The companys Division of Estate Planning for Special Needs Kids, which it calls MetDesk, conducted the survey to see how parents of special needs children are coping. These parents badly need professional financial advice, MetDesk concluded.

Most of the parents in MetLifes survey had one special needs child; 15% had two such children, while 3% had three or more.

MetLife found 49% of such children are covered by private health insurance. Among parents, 41% pay some of the premium, either through their employer (91%) or on their own (9%). Forty-one percent of cases are covered by Medicaid, while 27% are covered by a state-sponsored health insurance plan. (Some had multiple sources of coverage.) But 8.5% of special needs children have no health insurance.

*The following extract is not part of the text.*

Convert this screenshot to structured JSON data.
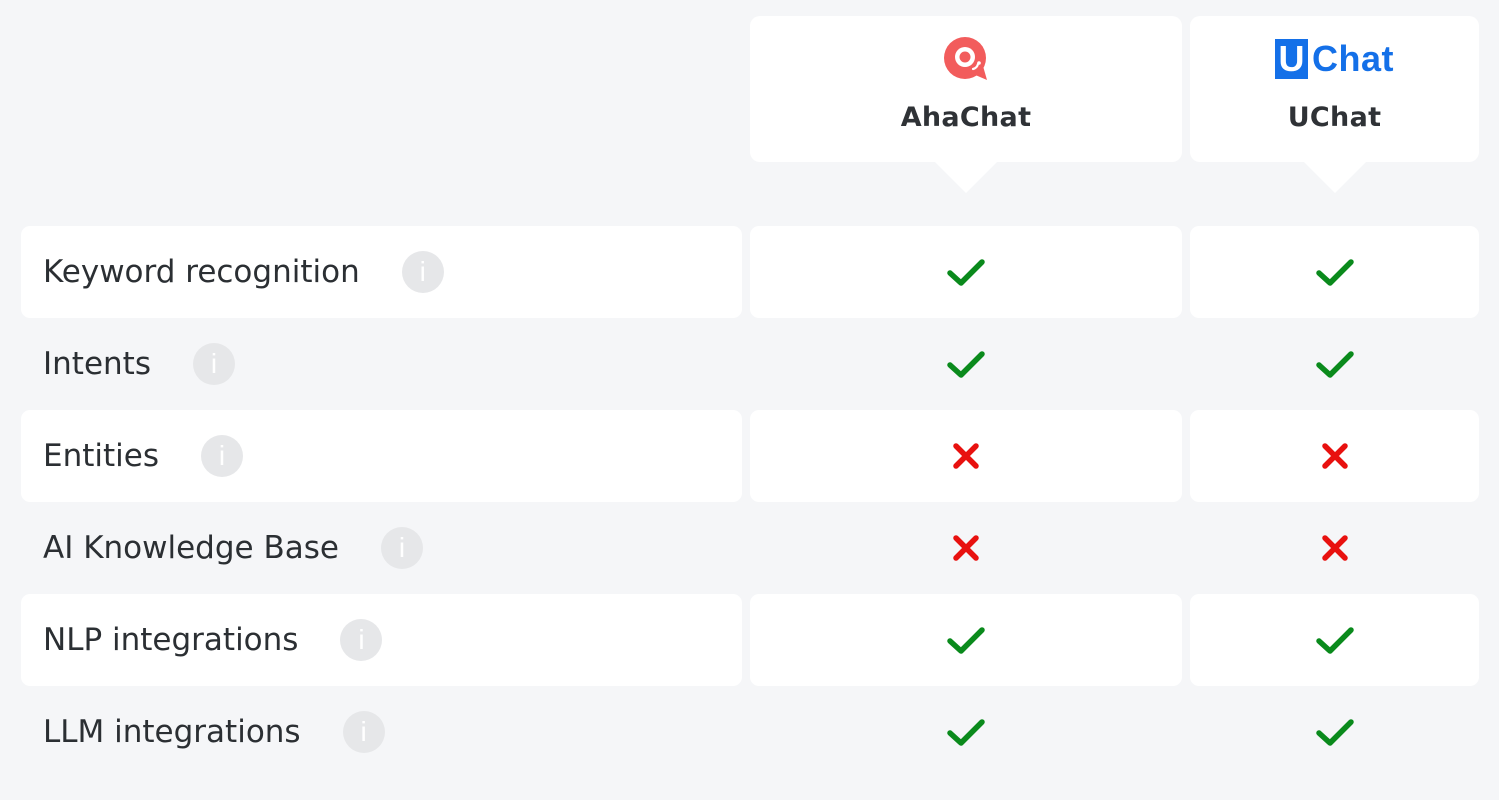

Even with insurance, the strain on family resources is often significant. On average, parents spend $326 per month on out-of-pocket medical expenses.

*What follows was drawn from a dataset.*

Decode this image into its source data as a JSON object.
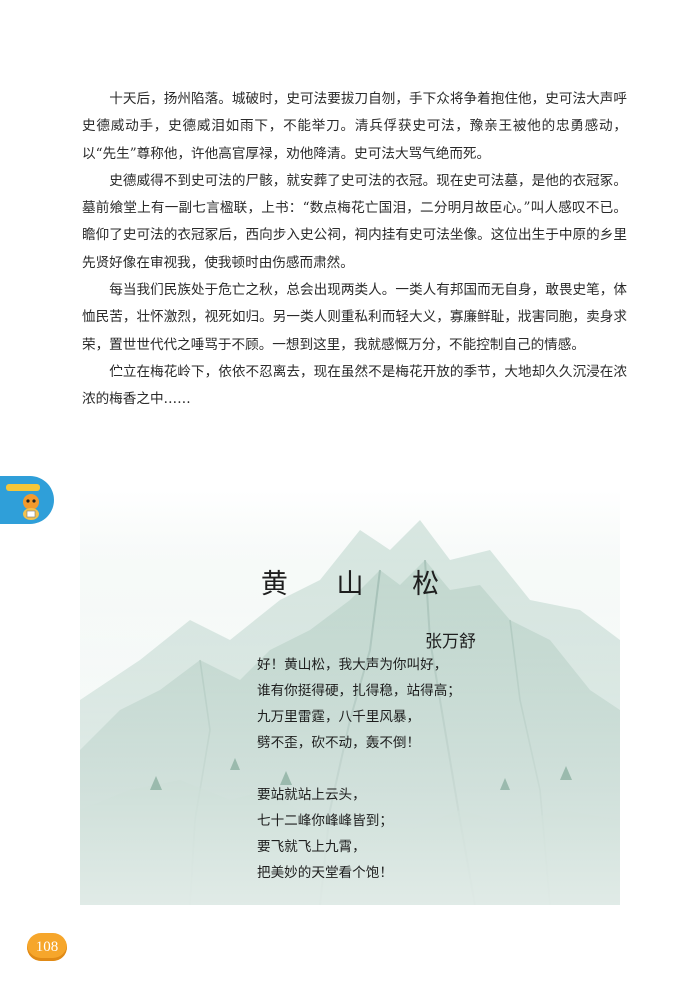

What happens to special needs children after the parents pass away emerged as a key issue from the survey. MetDesk found 84% of parents had not provided for lifetime financial assistance for their special needs kids, and 88% had not set up a special needs trust to keep their child eligible for government benefits.

(Generally, to qualify for Medicaid and SSI benefits, the financial assets of a disabled individual must not exceed $2,000. For that reason, families who wish to provide more than the bare necessities often establish special-needs trusts, which are exempt from the asset limitations. The trusts usually are backed by life insurance on one or both parents.)

Those with children who are expected to be financially dependent into adulthood were concerned about providing a good quality of life, keeping eligibility for government benefits and providing lifetime care.

No plan for the future had been made by 29% of parents. Fifty-three percent had not identified a guardian, 68% had not written a will, 72% had not identified a trustee and 73% had not begun setting aside money for their special needs children.

When asked to name their principal source of advice in planning for the future of their disabled children, 46% cited medical professionals and 39% named the Internet. Only 12% said they consulted attorneys, while 10% cited insurance agents, 9% financial planners and 5% accountants.

Financial advisors wishing to serve this needs market can begin by offering seminars for parents on the basic requirements of financial planning, suggests Nadine Vogel, vice president of MetDesk. MetLifes specialists offer workshops through parent support groups and conferences.

The next step is to meet with the parents individually, Vogel says.

“Its a process by which we understand the issues, the childs prognosis and what the familys needs are,” she says. “Creating a plan to protect the future for special needs children can be complex.”

“Its not cut and dried,” agrees John Nadworny, a principal of Special Needs Planning LLC, which is a unit of Bay Financial Associates LLC, Waltham, Mass. “Everyones abilities and needs are different.”

Nadwornys advice for the advisors initial interview with the parents: “Ask tough questions. By asking questions, you help draw out a persons emotions. Once you work through the emotional phase, you can get to hard facts and numbers.”

Buying a large life insurance policy for the primary caregiver is only one concern, Vogel says. Other issues: who will make decisions on behalf of their child after theyre gone and how eligibility for government benefits can be protected while still assuring financial support for out-of-pocket expenses for their child.

Once the financial plan is in place, the advisor should plan to hook up with special needs attorneys, Vogel says. Among the documents the attorney should draw up: a letter of intent with instructions to whomever is to oversee care about medical care and desired living arrangements.


Reproduced from National Underwriter Edition, April 8, 2005. Copyright 2005 by The National Underwriter Company in the serial publication. All rights reserved.Copyright in this article as an independent work may be held by the author.